Hola, been a while.
Last year we were lucky enough to work on a stop motion commercial for Sainsbury’s in the UK that required lots of ZBrush work and a ton of technical modeling (Client Passion Pictures). It was an amazing project to work on but the thing I enjoyed the most was getting to create technically accurate ZBrush models that were output on a colour 3D printer. There was only one in the UK when we started and luckily by the summer we had found a print bureau that could handle the volume and the technical difficulties we faced (3DPrint Bureau)
All © Passion Pictures
Face replacements prepared for animation by Mackinnon and Saunders
Early tests getting some real SSS through this ears
From that job on I have had nothing but amazing results from the printer. It’s not cheap and the colours are very hard to control so there’s lots of printing colour plates and the one colour I always struggle with is Red. The print below was done by Central Scanning (UK) from a ZBrush speed sculpt and we didn’t use UV’s. As ZBrush can now spit out a VRML with colour its a dream come true.
We even managed to crack off some colour Halloween ZBrush sculpts this year

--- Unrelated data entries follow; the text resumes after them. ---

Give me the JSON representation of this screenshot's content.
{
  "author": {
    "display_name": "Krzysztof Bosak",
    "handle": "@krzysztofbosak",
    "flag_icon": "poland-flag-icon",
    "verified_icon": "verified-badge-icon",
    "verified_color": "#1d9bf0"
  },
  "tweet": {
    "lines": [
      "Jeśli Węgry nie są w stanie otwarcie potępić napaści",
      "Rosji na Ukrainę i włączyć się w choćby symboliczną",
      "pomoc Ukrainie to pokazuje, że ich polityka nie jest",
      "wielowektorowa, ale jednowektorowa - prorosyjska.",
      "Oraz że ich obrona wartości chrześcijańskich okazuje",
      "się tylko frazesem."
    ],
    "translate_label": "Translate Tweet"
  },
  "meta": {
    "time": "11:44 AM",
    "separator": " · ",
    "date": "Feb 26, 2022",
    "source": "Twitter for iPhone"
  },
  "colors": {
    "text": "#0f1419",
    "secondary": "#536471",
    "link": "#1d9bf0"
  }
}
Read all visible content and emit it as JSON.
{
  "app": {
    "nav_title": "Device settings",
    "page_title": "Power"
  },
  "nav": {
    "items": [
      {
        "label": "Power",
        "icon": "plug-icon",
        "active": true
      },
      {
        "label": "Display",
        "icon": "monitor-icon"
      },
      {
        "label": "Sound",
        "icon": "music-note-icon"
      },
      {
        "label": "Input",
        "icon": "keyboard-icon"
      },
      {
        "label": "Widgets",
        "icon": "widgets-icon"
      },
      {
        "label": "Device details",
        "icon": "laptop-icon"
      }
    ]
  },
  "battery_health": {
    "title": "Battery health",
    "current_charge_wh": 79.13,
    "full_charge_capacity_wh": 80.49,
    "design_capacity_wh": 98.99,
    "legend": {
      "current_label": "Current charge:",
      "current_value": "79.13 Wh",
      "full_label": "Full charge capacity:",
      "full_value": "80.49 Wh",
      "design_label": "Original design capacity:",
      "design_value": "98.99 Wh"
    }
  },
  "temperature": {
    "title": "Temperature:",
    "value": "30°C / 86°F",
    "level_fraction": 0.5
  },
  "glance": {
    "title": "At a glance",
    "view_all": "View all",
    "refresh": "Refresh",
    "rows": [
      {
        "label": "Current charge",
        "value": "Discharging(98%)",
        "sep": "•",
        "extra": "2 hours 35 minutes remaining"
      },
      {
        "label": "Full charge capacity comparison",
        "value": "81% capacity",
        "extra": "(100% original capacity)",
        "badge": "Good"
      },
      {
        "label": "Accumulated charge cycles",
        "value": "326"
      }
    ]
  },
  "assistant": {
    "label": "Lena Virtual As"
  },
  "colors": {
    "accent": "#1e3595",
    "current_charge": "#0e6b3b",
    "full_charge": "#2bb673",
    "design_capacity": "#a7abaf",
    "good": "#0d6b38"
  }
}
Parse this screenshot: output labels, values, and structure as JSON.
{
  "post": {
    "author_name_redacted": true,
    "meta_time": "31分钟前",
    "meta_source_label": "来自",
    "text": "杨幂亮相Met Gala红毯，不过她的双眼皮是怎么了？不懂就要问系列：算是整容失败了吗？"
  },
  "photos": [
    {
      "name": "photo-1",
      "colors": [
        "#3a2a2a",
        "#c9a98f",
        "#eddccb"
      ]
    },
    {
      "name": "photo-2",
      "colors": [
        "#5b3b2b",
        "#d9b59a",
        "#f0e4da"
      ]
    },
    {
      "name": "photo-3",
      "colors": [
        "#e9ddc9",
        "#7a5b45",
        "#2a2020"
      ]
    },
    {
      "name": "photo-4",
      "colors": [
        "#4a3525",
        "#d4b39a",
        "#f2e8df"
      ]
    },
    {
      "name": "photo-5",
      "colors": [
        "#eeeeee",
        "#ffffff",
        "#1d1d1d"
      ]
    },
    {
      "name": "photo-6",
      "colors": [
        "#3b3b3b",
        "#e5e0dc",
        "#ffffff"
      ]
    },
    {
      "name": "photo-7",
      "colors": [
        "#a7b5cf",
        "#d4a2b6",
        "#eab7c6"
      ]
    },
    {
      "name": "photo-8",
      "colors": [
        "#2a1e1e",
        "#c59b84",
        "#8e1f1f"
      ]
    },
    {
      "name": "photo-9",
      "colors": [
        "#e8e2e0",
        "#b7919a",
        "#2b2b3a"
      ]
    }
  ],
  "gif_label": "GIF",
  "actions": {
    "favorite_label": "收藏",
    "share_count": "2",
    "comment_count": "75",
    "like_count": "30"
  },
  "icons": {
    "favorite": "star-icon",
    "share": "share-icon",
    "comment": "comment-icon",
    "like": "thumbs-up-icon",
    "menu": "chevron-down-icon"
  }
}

I starting using this ZModeler test plate. I scaled it to 1mm, 2mm, 3mm, 5mm, 8mm and 10mm depths and a set of UV’s. I have a mono chrome gradient in photoshop and I throw required colours on a multiplied layer. When that’s printed I can usually get an idea of the colour range and saturation I need to need achieve the look I want. I the go back and colour pick what I need. Very analog I know but I can’t find a better way to test accurately. The depth idea really matters when you want to go thin on an area of the model. I usually lie the plate down on a lightbox and check from there. The colour only penetrates to a certain depth so it can make a big difference.
I’d love to hear any tips and track for printing on this or similar colour machines if anyone has any. The GrabCAD software to prepare it for printing is free so go grab it and take a look.